* [Data for review]
---------------

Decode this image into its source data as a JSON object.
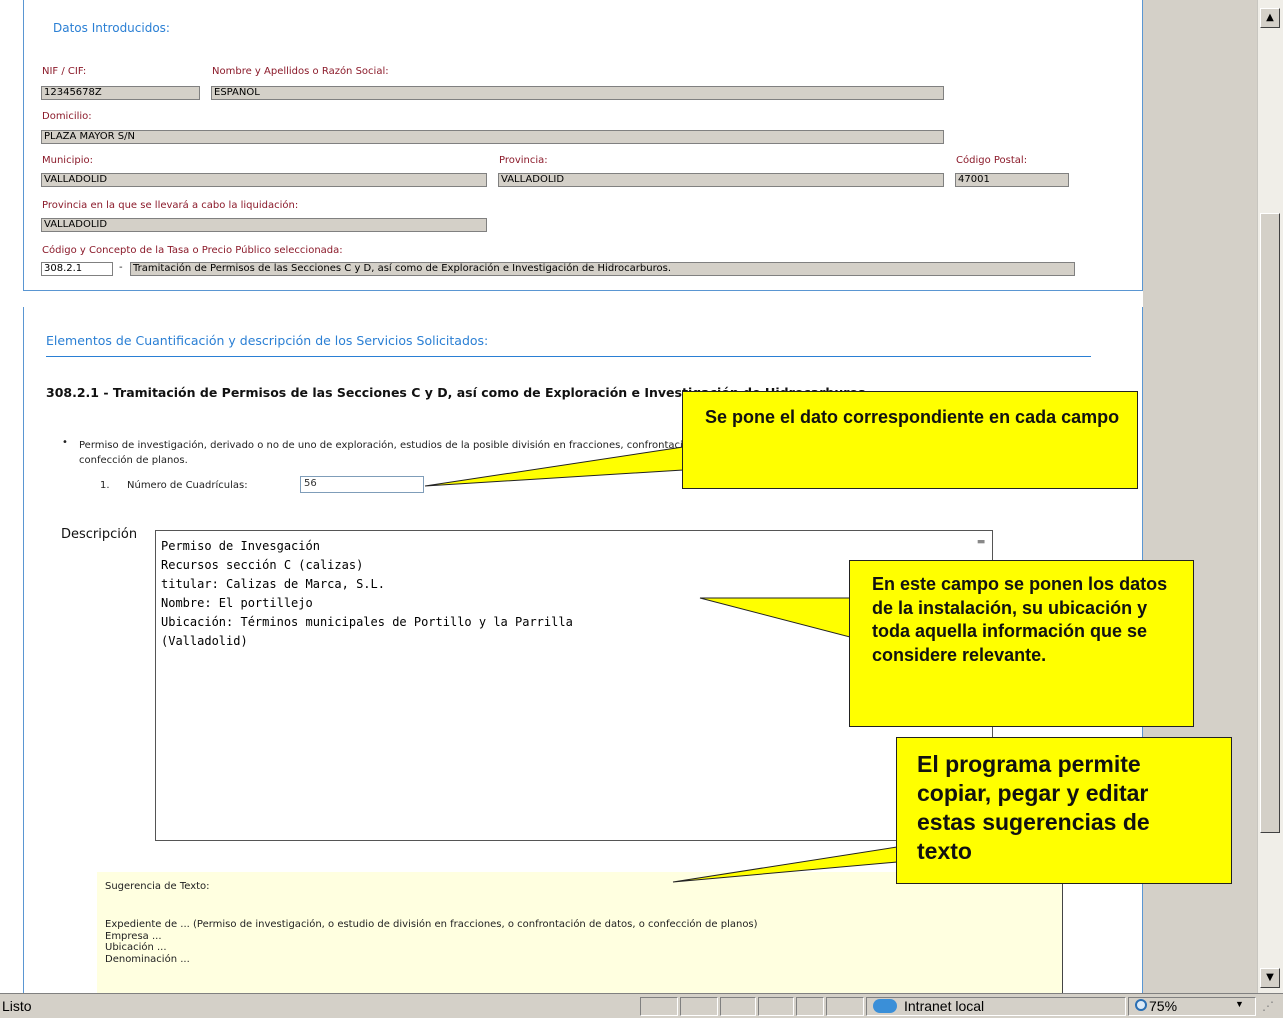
{
  "datos": {
    "section_title": "Datos Introducidos:",
    "nif_label": "NIF / CIF:",
    "nif_value": "12345678Z",
    "nombre_label": "Nombre y Apellidos o Razón Social:",
    "nombre_value": "ESPAÑOL",
    "domicilio_label": "Domicilio:",
    "domicilio_value": "PLAZA MAYOR S/N",
    "municipio_label": "Municipio:",
    "municipio_value": "VALLADOLID",
    "provincia_label": "Provincia:",
    "provincia_value": "VALLADOLID",
    "cp_label": "Código Postal:",
    "cp_value": "47001",
    "prov_liq_label": "Provincia en la que se llevará a cabo la liquidación:",
    "prov_liq_value": "VALLADOLID",
    "codigo_label": "Código y Concepto de la Tasa o Precio Público seleccionada:",
    "codigo_value": "308.2.1",
    "codigo_sep": "-",
    "concepto_value": "Tramitación de Permisos de las Secciones C y D, así como de Exploración e Investigación de Hidrocarburos."
  },
  "elementos": {
    "section_title": "Elementos de Cuantificación y descripción de los Servicios Solicitados:",
    "heading": "308.2.1 - Tramitación de Permisos de las Secciones C y D, así como de Exploración e Investigación de Hidrocarburos",
    "bullet_line1": "Permiso de investigación, derivado o no de uno de exploración, estudios de la posible división en fracciones, confrontación de datos, o",
    "bullet_line2": "confección de planos.",
    "item_number": "1.",
    "cuadriculas_label": "Número de Cuadrículas:",
    "cuadriculas_value": "56",
    "descripcion_label": "Descripción",
    "descripcion_lines": [
      "Permiso de Invesgación",
      "Recursos sección C (calizas)",
      "titular: Calizas de Marca, S.L.",
      "Nombre: El portillejo",
      "Ubicación: Términos municipales de Portillo y la Parrilla",
      "(Valladolid)"
    ],
    "sugerencia_title": "Sugerencia de Texto:",
    "sugerencia_lines": [
      "Expediente de ... (Permiso de investigación, o estudio de división en fracciones, o confrontación de datos, o confección de planos)",
      "Empresa ...",
      "Ubicación ...",
      "Denominación ..."
    ]
  },
  "callouts": {
    "c1": "Se pone el dato correspondiente en cada campo",
    "c2": "En este campo se ponen los datos de la instalación, su ubicación  y toda aquella información que se considere relevante.",
    "c3": "El programa permite copiar, pegar y editar estas sugerencias de texto"
  },
  "statusbar": {
    "status_text": "Listo",
    "zone_text": "Intranet local",
    "zoom_text": "75%"
  },
  "colors": {
    "accent": "#2a7fd4",
    "label": "#8b1a2a",
    "callout": "#ffff00",
    "field_bg": "#d4d0c8",
    "suggestion_bg": "#ffffe0"
  },
  "icons": {
    "scroll_up": "triangle-up-icon",
    "scroll_down": "triangle-down-icon",
    "zone": "globe-icon",
    "zoom": "magnifier-icon"
  }
}
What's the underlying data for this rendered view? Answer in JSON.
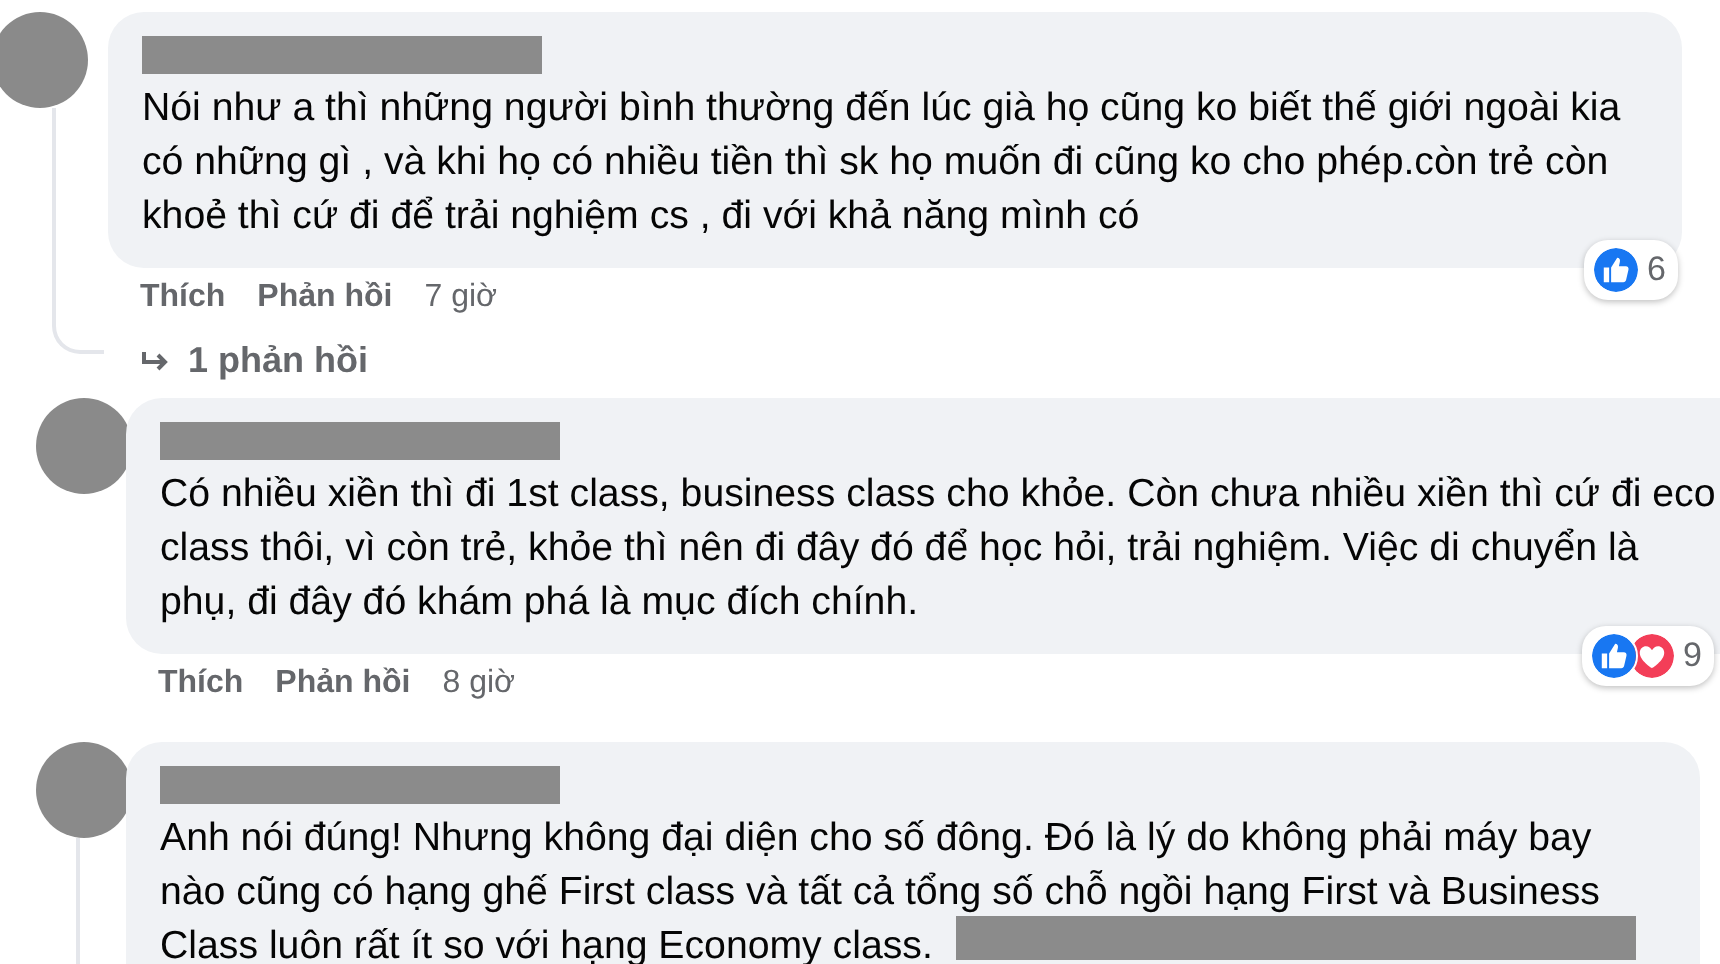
{
  "comments": [
    {
      "text": "Nói như a thì những người bình thường đến lúc già họ cũng ko biết thế giới ngoài kia có những gì , và khi họ có nhiều tiền thì sk họ muốn đi cũng ko cho phép.còn trẻ còn khoẻ thì cứ đi để trải nghiệm cs , đi với khả năng mình có",
      "redacted_tail": false,
      "actions": {
        "like": "Thích",
        "reply": "Phản hồi",
        "time": "7 giờ"
      },
      "reactions": {
        "icons": [
          {
            "kind": "like"
          }
        ],
        "count": "6"
      },
      "replies_link": "1 phản hồi",
      "thread_line": true
    },
    {
      "text": "Có nhiều xiền thì đi 1st class, business class cho khỏe. Còn chưa nhiều xiền thì cứ đi eco class thôi, vì còn trẻ, khỏe thì nên đi đây đó để học hỏi, trải nghiệm. Việc di chuyển là phụ, đi đây đó khám phá là mục đích chính.",
      "redacted_tail": false,
      "actions": {
        "like": "Thích",
        "reply": "Phản hồi",
        "time": "8 giờ"
      },
      "reactions": {
        "icons": [
          {
            "kind": "like"
          },
          {
            "kind": "love"
          }
        ],
        "count": "9"
      },
      "thread_line": false
    },
    {
      "text": "Anh nói đúng! Nhưng không đại diện cho số đông. Đó là lý do không phải máy bay nào cũng có hạng ghế First class và tất cả tổng số chỗ ngồi hạng First và Business Class luôn rất ít so với hạng Economy class.",
      "redacted_tail": true,
      "thread_line": true
    }
  ]
}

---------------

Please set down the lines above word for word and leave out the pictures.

Decode this image into its source data as a JSON object.
{
  "datos": {
    "section_title": "Datos Introducidos:",
    "nif_label": "NIF / CIF:",
    "nif_value": "12345678Z",
    "nombre_label": "Nombre y Apellidos o Razón Social:",
    "nombre_value": "ESPAÑOL",
    "domicilio_label": "Domicilio:",
    "domicilio_value": "PLAZA MAYOR S/N",
    "municipio_label": "Municipio:",
    "municipio_value": "VALLADOLID",
    "provincia_label": "Provincia:",
    "provincia_value": "VALLADOLID",
    "cp_label": "Código Postal:",
    "cp_value": "47001",
    "prov_liq_label": "Provincia en la que se llevará a cabo la liquidación:",
    "prov_liq_value": "VALLADOLID",
    "codigo_label": "Código y Concepto de la Tasa o Precio Público seleccionada:",
    "codigo_value": "308.2.1",
    "codigo_sep": "-",
    "concepto_value": "Tramitación de Permisos de las Secciones C y D, así como de Exploración e Investigación de Hidrocarburos."
  },
  "elementos": {
    "section_title": "Elementos de Cuantificación y descripción de los Servicios Solicitados:",
    "heading": "308.2.1 - Tramitación de Permisos de las Secciones C y D, así como de Exploración e Investigación de Hidrocarburos",
    "bullet_line1": "Permiso de investigación, derivado o no de uno de exploración, estudios de la posible división en fracciones, confrontación de datos, o",
    "bullet_line2": "confección de planos.",
    "item_number": "1.",
    "cuadriculas_label": "Número de Cuadrículas:",
    "cuadriculas_value": "56",
    "descripcion_label": "Descripción",
    "descripcion_lines": [
      "Permiso de Invesgación",
      "Recursos sección C (calizas)",
      "titular: Calizas de Marca, S.L.",
      "Nombre: El portillejo",
      "Ubicación: Términos municipales de Portillo y la Parrilla",
      "(Valladolid)"
    ],
    "sugerencia_title": "Sugerencia de Texto:",
    "sugerencia_lines": [
      "Expediente de ... (Permiso de investigación, o estudio de división en fracciones, o confrontación de datos, o confección de planos)",
      "Empresa ...",
      "Ubicación ...",
      "Denominación ..."
    ]
  },
  "callouts": {
    "c1": "Se pone el dato correspondiente en cada campo",
    "c2": "En este campo se ponen los datos de la instalación, su ubicación  y toda aquella información que se considere relevante.",
    "c3": "El programa permite copiar, pegar y editar estas sugerencias de texto"
  },
  "statusbar": {
    "status_text": "Listo",
    "zone_text": "Intranet local",
    "zoom_text": "75%"
  },
  "colors": {
    "accent": "#2a7fd4",
    "label": "#8b1a2a",
    "callout": "#ffff00",
    "field_bg": "#d4d0c8",
    "suggestion_bg": "#ffffe0"
  },
  "icons": {
    "scroll_up": "triangle-up-icon",
    "scroll_down": "triangle-down-icon",
    "zone": "globe-icon",
    "zoom": "magnifier-icon"
  }
}
What's the underlying data for this rendered view? Answer in JSON.
{
  "comments": [
    {
      "text": "Nói như a thì những người bình thường đến lúc già họ cũng ko biết thế giới ngoài kia có những gì , và khi họ có nhiều tiền thì sk họ muốn đi cũng ko cho phép.còn trẻ còn khoẻ thì cứ đi để trải nghiệm cs , đi với khả năng mình có",
      "redacted_tail": false,
      "actions": {
        "like": "Thích",
        "reply": "Phản hồi",
        "time": "7 giờ"
      },
      "reactions": {
        "icons": [
          {
            "kind": "like"
          }
        ],
        "count": "6"
      },
      "replies_link": "1 phản hồi",
      "thread_line": true
    },
    {
      "text": "Có nhiều xiền thì đi 1st class, business class cho khỏe. Còn chưa nhiều xiền thì cứ đi eco class thôi, vì còn trẻ, khỏe thì nên đi đây đó để học hỏi, trải nghiệm. Việc di chuyển là phụ, đi đây đó khám phá là mục đích chính.",
      "redacted_tail": false,
      "actions": {
        "like": "Thích",
        "reply": "Phản hồi",
        "time": "8 giờ"
      },
      "reactions": {
        "icons": [
          {
            "kind": "like"
          },
          {
            "kind": "love"
          }
        ],
        "count": "9"
      },
      "thread_line": false
    },
    {
      "text": "Anh nói đúng! Nhưng không đại diện cho số đông. Đó là lý do không phải máy bay nào cũng có hạng ghế First class và tất cả tổng số chỗ ngồi hạng First và Business Class luôn rất ít so với hạng Economy class.",
      "redacted_tail": true,
      "thread_line": true
    }
  ]
}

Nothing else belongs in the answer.